▶ _MATERIAL TO PROCESS_
··········

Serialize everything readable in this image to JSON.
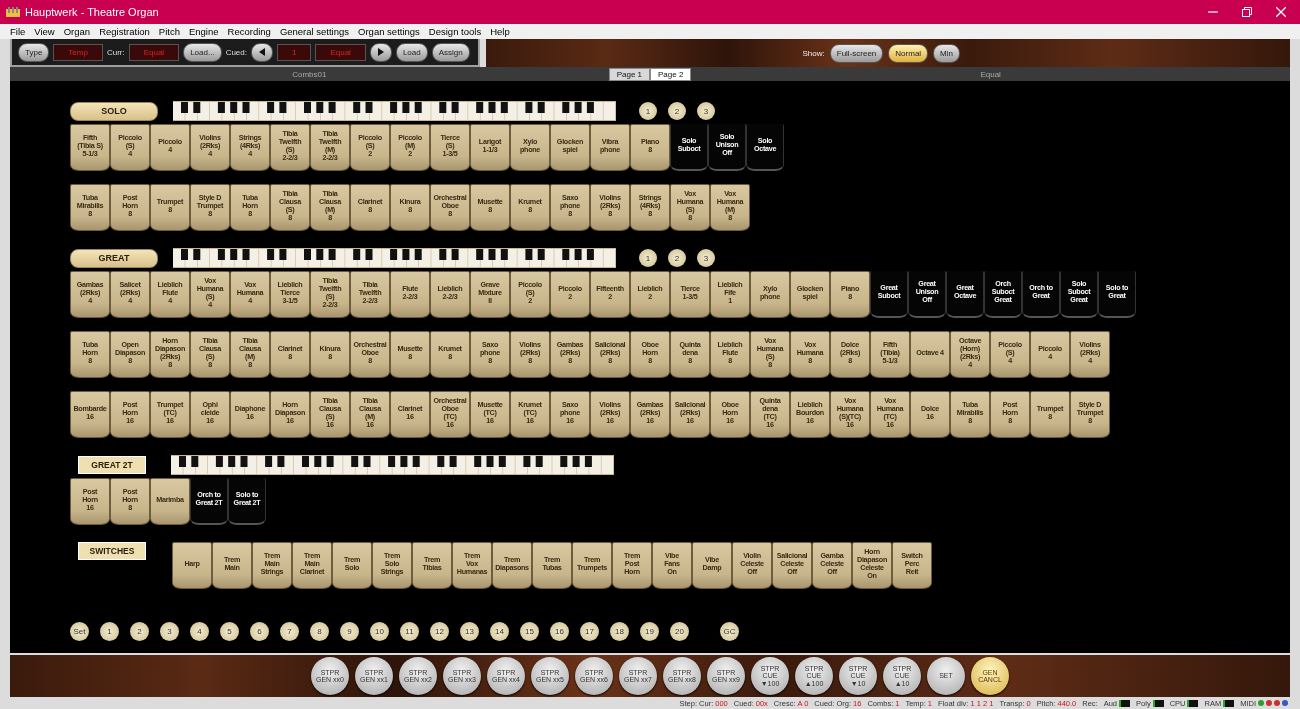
{
  "window": {
    "title": "Hauptwerk - Theatre Organ"
  },
  "menu": [
    "File",
    "View",
    "Organ",
    "Registration",
    "Pitch",
    "Engine",
    "Recording",
    "General settings",
    "Organ settings",
    "Design tools",
    "Help"
  ],
  "toolbar": {
    "left": [
      {
        "kind": "button",
        "text": "Type"
      },
      {
        "kind": "display",
        "text": "Temp"
      },
      {
        "kind": "label",
        "text": "Curr:"
      },
      {
        "kind": "display",
        "text": "Equal"
      },
      {
        "kind": "button",
        "text": "Load..."
      },
      {
        "kind": "label",
        "text": "Cued:"
      },
      {
        "kind": "prev"
      },
      {
        "kind": "display",
        "text": "1"
      },
      {
        "kind": "display",
        "text": "Equal"
      },
      {
        "kind": "next"
      },
      {
        "kind": "button",
        "text": "Load"
      },
      {
        "kind": "button",
        "text": "Assign"
      }
    ],
    "show_label": "Show:",
    "show_options": [
      {
        "text": "Full-screen",
        "selected": false
      },
      {
        "text": "Normal",
        "selected": true
      },
      {
        "text": "Min",
        "selected": false
      }
    ]
  },
  "page_bar": {
    "left": "Combs01",
    "tabs": [
      {
        "label": "Page 1",
        "selected": false
      },
      {
        "label": "Page 2",
        "selected": true
      }
    ],
    "right": "Equal"
  },
  "divisions": [
    {
      "name": "SOLO",
      "kind": "plate",
      "keyboard": true,
      "pistons": [
        "1",
        "2",
        "3"
      ],
      "rows": [
        [
          {
            "label": "Fifth\n(Tibia S)\n5-1/3",
            "kind": "stop"
          },
          {
            "label": "Piccolo\n(S)\n4",
            "kind": "stop"
          },
          {
            "label": "Piccolo\n4",
            "kind": "stop"
          },
          {
            "label": "Violins\n(2Rks)\n4",
            "kind": "stop"
          },
          {
            "label": "Strings\n(4Rks)\n4",
            "kind": "stop"
          },
          {
            "label": "Tibia\nTwelfth\n(S)\n2-2/3",
            "kind": "stop"
          },
          {
            "label": "Tibia\nTwelfth\n(M)\n2-2/3",
            "kind": "stop"
          },
          {
            "label": "Piccolo\n(S)\n2",
            "kind": "stop"
          },
          {
            "label": "Piccolo\n(M)\n2",
            "kind": "stop"
          },
          {
            "label": "Tierce\n(S)\n1-3/5",
            "kind": "stop"
          },
          {
            "label": "Larigot\n1-1/3",
            "kind": "stop"
          },
          {
            "label": "Xylo\nphone",
            "kind": "stop"
          },
          {
            "label": "Glocken\nspiel",
            "kind": "stop"
          },
          {
            "label": "Vibra\nphone",
            "kind": "stop"
          },
          {
            "label": "Piano\n8",
            "kind": "stop"
          },
          {
            "label": "Solo\nSuboct",
            "kind": "coupler"
          },
          {
            "label": "Solo\nUnison\nOff",
            "kind": "coupler"
          },
          {
            "label": "Solo\nOctave",
            "kind": "coupler"
          }
        ],
        [
          {
            "label": "Tuba\nMirabilis\n8",
            "kind": "stop"
          },
          {
            "label": "Post\nHorn\n8",
            "kind": "stop"
          },
          {
            "label": "Trumpet\n8",
            "kind": "stop"
          },
          {
            "label": "Style D\nTrumpet\n8",
            "kind": "stop"
          },
          {
            "label": "Tuba\nHorn\n8",
            "kind": "stop"
          },
          {
            "label": "Tibia\nClausa\n(S)\n8",
            "kind": "stop"
          },
          {
            "label": "Tibia\nClausa\n(M)\n8",
            "kind": "stop"
          },
          {
            "label": "Clarinet\n8",
            "kind": "stop"
          },
          {
            "label": "Kinura\n8",
            "kind": "stop"
          },
          {
            "label": "Orchestral\nOboe\n8",
            "kind": "stop"
          },
          {
            "label": "Musette\n8",
            "kind": "stop"
          },
          {
            "label": "Krumet\n8",
            "kind": "stop"
          },
          {
            "label": "Saxo\nphone\n8",
            "kind": "stop"
          },
          {
            "label": "Violins\n(2Rks)\n8",
            "kind": "stop"
          },
          {
            "label": "Strings\n(4Rks)\n8",
            "kind": "stop"
          },
          {
            "label": "Vox\nHumana\n(S)\n8",
            "kind": "stop"
          },
          {
            "label": "Vox\nHumana\n(M)\n8",
            "kind": "stop"
          }
        ]
      ]
    },
    {
      "name": "GREAT",
      "kind": "plate",
      "keyboard": true,
      "pistons": [
        "1",
        "2",
        "3"
      ],
      "rows": [
        [
          {
            "label": "Gambas\n(2Rks)\n4",
            "kind": "stop"
          },
          {
            "label": "Salicet\n(2Rks)\n4",
            "kind": "stop"
          },
          {
            "label": "Lieblich\nFlute\n4",
            "kind": "stop"
          },
          {
            "label": "Vox\nHumana\n(S)\n4",
            "kind": "stop"
          },
          {
            "label": "Vox\nHumana\n4",
            "kind": "stop"
          },
          {
            "label": "Lieblich\nTierce\n3-1/5",
            "kind": "stop"
          },
          {
            "label": "Tibia\nTwelfth\n(S)\n2-2/3",
            "kind": "stop"
          },
          {
            "label": "Tibia\nTwelfth\n2-2/3",
            "kind": "stop"
          },
          {
            "label": "Flute\n2-2/3",
            "kind": "stop"
          },
          {
            "label": "Lieblich\n2-2/3",
            "kind": "stop"
          },
          {
            "label": "Grave\nMixture\nII",
            "kind": "stop"
          },
          {
            "label": "Piccolo\n(S)\n2",
            "kind": "stop"
          },
          {
            "label": "Piccolo\n2",
            "kind": "stop"
          },
          {
            "label": "Fifteenth\n2",
            "kind": "stop"
          },
          {
            "label": "Lieblich\n2",
            "kind": "stop"
          },
          {
            "label": "Tierce\n1-3/5",
            "kind": "stop"
          },
          {
            "label": "Lieblich\nFife\n1",
            "kind": "stop"
          },
          {
            "label": "Xylo\nphone",
            "kind": "stop"
          },
          {
            "label": "Glocken\nspiel",
            "kind": "stop"
          },
          {
            "label": "Piano\n8",
            "kind": "stop"
          },
          {
            "label": "Great\nSuboct",
            "kind": "coupler"
          },
          {
            "label": "Great\nUnison\nOff",
            "kind": "coupler"
          },
          {
            "label": "Great\nOctave",
            "kind": "coupler"
          },
          {
            "label": "Orch\nSuboct\nGreat",
            "kind": "coupler"
          },
          {
            "label": "Orch to\nGreat",
            "kind": "coupler"
          },
          {
            "label": "Solo\nSuboct\nGreat",
            "kind": "coupler"
          },
          {
            "label": "Solo to\nGreat",
            "kind": "coupler"
          }
        ],
        [
          {
            "label": "Tuba\nHorn\n8",
            "kind": "stop"
          },
          {
            "label": "Open\nDiapason\n8",
            "kind": "stop"
          },
          {
            "label": "Horn\nDiapason\n(2Rks)\n8",
            "kind": "stop"
          },
          {
            "label": "Tibia\nClausa\n(S)\n8",
            "kind": "stop"
          },
          {
            "label": "Tibia\nClausa\n(M)\n8",
            "kind": "stop"
          },
          {
            "label": "Clarinet\n8",
            "kind": "stop"
          },
          {
            "label": "Kinura\n8",
            "kind": "stop"
          },
          {
            "label": "Orchestral\nOboe\n8",
            "kind": "stop"
          },
          {
            "label": "Musette\n8",
            "kind": "stop"
          },
          {
            "label": "Krumet\n8",
            "kind": "stop"
          },
          {
            "label": "Saxo\nphone\n8",
            "kind": "stop"
          },
          {
            "label": "Violins\n(2Rks)\n8",
            "kind": "stop"
          },
          {
            "label": "Gambas\n(2Rks)\n8",
            "kind": "stop"
          },
          {
            "label": "Salicional\n(2Rks)\n8",
            "kind": "stop"
          },
          {
            "label": "Oboe\nHorn\n8",
            "kind": "stop"
          },
          {
            "label": "Quinta\ndena\n8",
            "kind": "stop"
          },
          {
            "label": "Lieblich\nFlute\n8",
            "kind": "stop"
          },
          {
            "label": "Vox\nHumana\n(S)\n8",
            "kind": "stop"
          },
          {
            "label": "Vox\nHumana\n8",
            "kind": "stop"
          },
          {
            "label": "Dolce\n(2Rks)\n8",
            "kind": "stop"
          },
          {
            "label": "Fifth\n(Tibia)\n5-1/3",
            "kind": "stop"
          },
          {
            "label": "Octave 4",
            "kind": "stop"
          },
          {
            "label": "Octave\n(Horn)\n(2Rks)\n4",
            "kind": "stop"
          },
          {
            "label": "Piccolo\n(S)\n4",
            "kind": "stop"
          },
          {
            "label": "Piccolo\n4",
            "kind": "stop"
          },
          {
            "label": "Violins\n(2Rks)\n4",
            "kind": "stop"
          }
        ],
        [
          {
            "label": "Bombarde\n16",
            "kind": "stop"
          },
          {
            "label": "Post\nHorn\n16",
            "kind": "stop"
          },
          {
            "label": "Trumpet\n(TC)\n16",
            "kind": "stop"
          },
          {
            "label": "Ophi\ncleide\n16",
            "kind": "stop"
          },
          {
            "label": "Diaphone\n16",
            "kind": "stop"
          },
          {
            "label": "Horn\nDiapason\n16",
            "kind": "stop"
          },
          {
            "label": "Tibia\nClausa\n(S)\n16",
            "kind": "stop"
          },
          {
            "label": "Tibia\nClausa\n(M)\n16",
            "kind": "stop"
          },
          {
            "label": "Clarinet\n16",
            "kind": "stop"
          },
          {
            "label": "Orchestral\nOboe\n(TC)\n16",
            "kind": "stop"
          },
          {
            "label": "Musette\n(TC)\n16",
            "kind": "stop"
          },
          {
            "label": "Krumet\n(TC)\n16",
            "kind": "stop"
          },
          {
            "label": "Saxo\nphone\n16",
            "kind": "stop"
          },
          {
            "label": "Violins\n(2Rks)\n16",
            "kind": "stop"
          },
          {
            "label": "Gambas\n(2Rks)\n16",
            "kind": "stop"
          },
          {
            "label": "Salicional\n(2Rks)\n16",
            "kind": "stop"
          },
          {
            "label": "Oboe\nHorn\n16",
            "kind": "stop"
          },
          {
            "label": "Quinta\ndena\n(TC)\n16",
            "kind": "stop"
          },
          {
            "label": "Lieblich\nBourdon\n16",
            "kind": "stop"
          },
          {
            "label": "Vox\nHumana\n(S)(TC)\n16",
            "kind": "stop"
          },
          {
            "label": "Vox\nHumana\n(TC)\n16",
            "kind": "stop"
          },
          {
            "label": "Dolce\n16",
            "kind": "stop"
          },
          {
            "label": "Tuba\nMirabilis\n8",
            "kind": "stop"
          },
          {
            "label": "Post\nHorn\n8",
            "kind": "stop"
          },
          {
            "label": "Trumpet\n8",
            "kind": "stop"
          },
          {
            "label": "Style D\nTrumpet\n8",
            "kind": "stop"
          }
        ]
      ]
    },
    {
      "name": "GREAT 2T",
      "kind": "tag",
      "keyboard": true,
      "rows": [
        [
          {
            "label": "Post\nHorn\n16",
            "kind": "stop"
          },
          {
            "label": "Post\nHorn\n8",
            "kind": "stop"
          },
          {
            "label": "Marimba",
            "kind": "stop"
          },
          {
            "label": "Orch to\nGreat 2T",
            "kind": "coupler"
          },
          {
            "label": "Solo to\nGreat 2T",
            "kind": "coupler"
          }
        ]
      ]
    },
    {
      "name": "SWITCHES",
      "kind": "tag",
      "keyboard": false,
      "rows": [
        [
          {
            "label": "Harp",
            "kind": "stop"
          },
          {
            "label": "Trem\nMain",
            "kind": "stop"
          },
          {
            "label": "Trem\nMain\nStrings",
            "kind": "stop"
          },
          {
            "label": "Trem\nMain\nClarinet",
            "kind": "stop"
          },
          {
            "label": "Trem\nSolo",
            "kind": "stop"
          },
          {
            "label": "Trem\nSolo\nStrings",
            "kind": "stop"
          },
          {
            "label": "Trem\nTibias",
            "kind": "stop"
          },
          {
            "label": "Trem\nVox\nHumanas",
            "kind": "stop"
          },
          {
            "label": "Trem\nDiapasons",
            "kind": "stop"
          },
          {
            "label": "Trem\nTubas",
            "kind": "stop"
          },
          {
            "label": "Trem\nTrumpets",
            "kind": "stop"
          },
          {
            "label": "Trem\nPost\nHorn",
            "kind": "stop"
          },
          {
            "label": "Vibe\nFans\nOn",
            "kind": "stop"
          },
          {
            "label": "Vibe\nDamp",
            "kind": "stop"
          },
          {
            "label": "Violin\nCeleste\nOff",
            "kind": "stop"
          },
          {
            "label": "Salicional\nCeleste\nOff",
            "kind": "stop"
          },
          {
            "label": "Gamba\nCeleste\nOff",
            "kind": "stop"
          },
          {
            "label": "Horn\nDiapason\nCeleste\nOn",
            "kind": "stop"
          },
          {
            "label": "Switch\nPerc\nReit",
            "kind": "stop"
          }
        ]
      ]
    }
  ],
  "general_pistons": [
    "Set",
    "1",
    "2",
    "3",
    "4",
    "5",
    "6",
    "7",
    "8",
    "9",
    "10",
    "11",
    "12",
    "13",
    "14",
    "15",
    "16",
    "17",
    "18",
    "19",
    "20",
    "GC"
  ],
  "bottom_pistons": [
    {
      "label": "STPR\nGEN xx0",
      "kind": "plain"
    },
    {
      "label": "STPR\nGEN xx1",
      "kind": "plain"
    },
    {
      "label": "STPR\nGEN xx2",
      "kind": "plain"
    },
    {
      "label": "STPR\nGEN xx3",
      "kind": "plain"
    },
    {
      "label": "STPR\nGEN xx4",
      "kind": "plain"
    },
    {
      "label": "STPR\nGEN xx5",
      "kind": "plain"
    },
    {
      "label": "STPR\nGEN xx6",
      "kind": "plain"
    },
    {
      "label": "STPR\nGEN xx7",
      "kind": "plain"
    },
    {
      "label": "STPR\nGEN xx8",
      "kind": "plain"
    },
    {
      "label": "STPR\nGEN xx9",
      "kind": "plain"
    },
    {
      "label": "STPR\nCUE\n▼100",
      "kind": "plain"
    },
    {
      "label": "STPR\nCUE\n▲100",
      "kind": "plain"
    },
    {
      "label": "STPR\nCUE\n▼10",
      "kind": "plain"
    },
    {
      "label": "STPR\nCUE\n▲10",
      "kind": "plain"
    },
    {
      "label": "SET",
      "kind": "plain"
    },
    {
      "label": "GEN\nCANCL",
      "kind": "cancel"
    }
  ],
  "status_bar": {
    "items": [
      {
        "label": "Step: Cur:",
        "value": "000"
      },
      {
        "label": "Cued:",
        "value": "00x"
      },
      {
        "label": "Cresc:",
        "value": "A 0"
      },
      {
        "label": "Cued: Org:",
        "value": "16"
      },
      {
        "label": "Combs:",
        "value": "1"
      },
      {
        "label": "Temp:",
        "value": "1"
      },
      {
        "label": "Float div:",
        "value": "1 1 2 1"
      },
      {
        "label": "Transp:",
        "value": "0"
      },
      {
        "label": "Pitch:",
        "value": "440.0"
      },
      {
        "label": "Rec:"
      }
    ],
    "meters": [
      "Aud",
      "Poly",
      "CPU",
      "RAM"
    ],
    "midi": {
      "label": "MIDI",
      "lights": [
        {
          "color": "#2aa02a"
        },
        {
          "color": "#c83030"
        },
        {
          "color": "#c83030"
        },
        {
          "color": "#3458c8"
        }
      ]
    }
  }
}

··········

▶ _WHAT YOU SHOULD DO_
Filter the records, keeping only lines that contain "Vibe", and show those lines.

▶ _ANSWER FOR THE TASK_
            "label": "Vibe\nFans\nOn",
            "label": "Vibe\nDamp",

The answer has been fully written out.